The False Premises of the Ruling Against Johnson & Johnson

This week, an Oklahoma judge ruled that Johnson & Johnson should pay $572 million to “abate” a “public nuisance” the company created in that state by minimizing the hazards and overselling the benefits of prescription opioids. A few months ago, a North Dakota judge rejected a very similar claim against Purdue Pharma under a nearly identical “public nuisance” statute.

The difference between those two decisions partly reflects the difference between broad and narrow understandings of “public nuisance.” But the diametrically opposed rulings also pit a simple narrative of the “opioid crisis” with a clear set of villains against a more complicated story that’s closer to the truth.

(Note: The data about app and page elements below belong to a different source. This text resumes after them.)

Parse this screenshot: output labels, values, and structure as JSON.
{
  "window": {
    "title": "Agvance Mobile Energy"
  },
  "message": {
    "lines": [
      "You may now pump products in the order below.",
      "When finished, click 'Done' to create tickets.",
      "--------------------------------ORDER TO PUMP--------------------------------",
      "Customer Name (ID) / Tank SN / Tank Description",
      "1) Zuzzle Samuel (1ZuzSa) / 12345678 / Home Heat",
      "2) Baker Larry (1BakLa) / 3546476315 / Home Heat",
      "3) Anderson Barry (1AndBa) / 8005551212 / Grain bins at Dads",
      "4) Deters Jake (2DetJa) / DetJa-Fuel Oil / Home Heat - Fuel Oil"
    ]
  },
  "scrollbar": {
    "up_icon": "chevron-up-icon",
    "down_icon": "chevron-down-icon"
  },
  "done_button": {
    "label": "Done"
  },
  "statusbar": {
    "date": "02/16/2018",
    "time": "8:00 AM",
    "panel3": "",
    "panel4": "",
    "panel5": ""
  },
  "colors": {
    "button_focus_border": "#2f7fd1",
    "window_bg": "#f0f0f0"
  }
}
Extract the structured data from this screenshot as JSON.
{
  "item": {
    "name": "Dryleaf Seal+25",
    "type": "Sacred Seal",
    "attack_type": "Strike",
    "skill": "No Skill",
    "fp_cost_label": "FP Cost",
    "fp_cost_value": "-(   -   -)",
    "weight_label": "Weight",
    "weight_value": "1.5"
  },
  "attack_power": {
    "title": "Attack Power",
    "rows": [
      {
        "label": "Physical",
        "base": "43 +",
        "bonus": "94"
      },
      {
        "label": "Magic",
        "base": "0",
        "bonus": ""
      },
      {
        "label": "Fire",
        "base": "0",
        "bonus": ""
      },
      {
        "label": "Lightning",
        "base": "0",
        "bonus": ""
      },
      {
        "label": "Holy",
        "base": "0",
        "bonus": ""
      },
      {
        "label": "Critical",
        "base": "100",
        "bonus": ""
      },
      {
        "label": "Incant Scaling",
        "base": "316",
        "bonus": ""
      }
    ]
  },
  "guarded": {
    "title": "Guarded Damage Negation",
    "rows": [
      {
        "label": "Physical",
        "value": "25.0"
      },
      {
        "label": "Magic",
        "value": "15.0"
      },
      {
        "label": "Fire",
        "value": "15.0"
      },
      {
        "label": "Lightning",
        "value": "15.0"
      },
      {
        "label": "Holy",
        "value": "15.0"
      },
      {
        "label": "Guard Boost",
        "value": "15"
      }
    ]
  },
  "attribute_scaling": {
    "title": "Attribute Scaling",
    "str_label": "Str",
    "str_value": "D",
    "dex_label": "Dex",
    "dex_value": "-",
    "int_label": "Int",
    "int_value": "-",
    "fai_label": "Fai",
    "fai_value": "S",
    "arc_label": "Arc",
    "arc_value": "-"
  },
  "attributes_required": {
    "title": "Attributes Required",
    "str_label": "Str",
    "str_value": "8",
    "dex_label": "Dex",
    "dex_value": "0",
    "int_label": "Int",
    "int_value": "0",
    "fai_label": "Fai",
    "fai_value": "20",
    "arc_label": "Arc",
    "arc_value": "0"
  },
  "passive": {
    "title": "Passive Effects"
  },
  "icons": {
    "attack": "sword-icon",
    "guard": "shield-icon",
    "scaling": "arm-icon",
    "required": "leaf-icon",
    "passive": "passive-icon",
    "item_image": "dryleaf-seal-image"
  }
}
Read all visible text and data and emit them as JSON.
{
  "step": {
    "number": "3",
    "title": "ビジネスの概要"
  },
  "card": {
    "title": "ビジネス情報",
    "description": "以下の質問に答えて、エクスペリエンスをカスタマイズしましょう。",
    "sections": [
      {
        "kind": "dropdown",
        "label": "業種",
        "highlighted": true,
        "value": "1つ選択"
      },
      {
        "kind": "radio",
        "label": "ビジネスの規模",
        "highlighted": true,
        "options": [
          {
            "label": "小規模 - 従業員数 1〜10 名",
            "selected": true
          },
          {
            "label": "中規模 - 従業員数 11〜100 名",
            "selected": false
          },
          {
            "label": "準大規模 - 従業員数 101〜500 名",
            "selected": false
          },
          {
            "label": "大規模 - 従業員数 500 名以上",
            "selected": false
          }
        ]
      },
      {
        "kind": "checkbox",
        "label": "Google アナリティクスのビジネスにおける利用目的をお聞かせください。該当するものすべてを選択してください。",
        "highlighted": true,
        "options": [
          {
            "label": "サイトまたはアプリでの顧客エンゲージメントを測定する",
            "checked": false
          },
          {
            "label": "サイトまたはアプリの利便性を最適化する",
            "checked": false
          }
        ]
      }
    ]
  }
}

Ruling against Johnson & Johnson on Monday, Cleveland County District Court Judge Thad Balkman claimed the “current stage of the Opioid Crisis … still primarily involves prescription opioids.” According to records collected by the U.S. Centers for Disease Control and Prevention, however, pain pills were involved in just 30% of opioid-related deaths in 2017. Most of those cases also involved other drugs, mainly heroin and illicit fentanyl or fentanyl analogs, which were implicated in three-quarters of opioid-related deaths.

Balkman likewise seems to have accepted at face value Oklahoma’s assertion that “opioids are highly addictive.” The evidence also contradicts that claim.

In 2015, according to the National Survey on Drug Use and Health, about 2% of Americans who took prescription opioids, including nonmedical users, qualified for a diagnosis of “opioid use disorder,” a broad category that is not limited to addiction. By comparison, about 9% of past-year drinkers had an “alcohol use disorder.”

A 2018 BMJ analysis of medical records found evidence of “opioid misuse” in 1% of patients who took pain pills after surgery. While studies find that misuse is more common among chronic pain patients, a 2016 New England Journal of Medicine article concluded that “rates of carefully diagnosed addiction” average less than 8%.

That study, which was co-authored by Nora Volkow, director of the National Institute on Drug Abuse, noted that “addiction occurs in only a small percentage of persons who are exposed to opioids — even among those with preexisting vulnerabilities.” Yet Balkman deemed such statements by Johnson & Johnson “false, misleading, and deceptive.”

The judge likewise faulted the company for suggesting that prescription analgesics pose a “low danger” when used for legitimate medical purposes. But according to a 2015 Pain Medicine study, the fatal overdose rate among North Carolina patients who received opioid prescriptions in 2010 was 0.02%.

Balkman also thought Johnson & Johnson was wrong to say opioids could be appropriate for treating chronic pain and wrong to suggest that undertreated patients might look like addicts as they desperately sought relief. Yet, as South Central Judicial District Judge James Hill pointed out when he dismissed North Dakota’s lawsuit against Purdue Pharma in May, the Food and Drug Administration has endorsed both of those propositions.

Balkman views the very idea that pain is undertreated as suspect in light of the dramatic increase in opioid prescriptions since the 1990s. But inadequate pain treatment can and does coincide with widespread misuse, and the problem has been aggravated in recent years by ham-handed efforts to reduce prescriptions, as the FDA, the CDC and the American Medical Association have recognized.

Judge Hill concluded that the link between pharmaceutical companies and opioid abuse asserted by North Dakota “depends on an extremely attenuated, multi-step, and remote causal chain.” It ignores the role of regulators who establish rules for opioid use, doctors who exercise independent medical judgment in deciding when and how to prescribe these drugs and people who choose to take pain pills for nonmedical purposes, the vast majority of whom are not bona fide pain patients.

Hill did not mention the life circumstances that make the psychoactive effects of opioids powerfully appealing to a small percentage of people who try them. Those are the real roots of the “opioid crisis,” and they cannot be remedied by litigation.

Jacob Sullum is a senior editor at Reason magazine.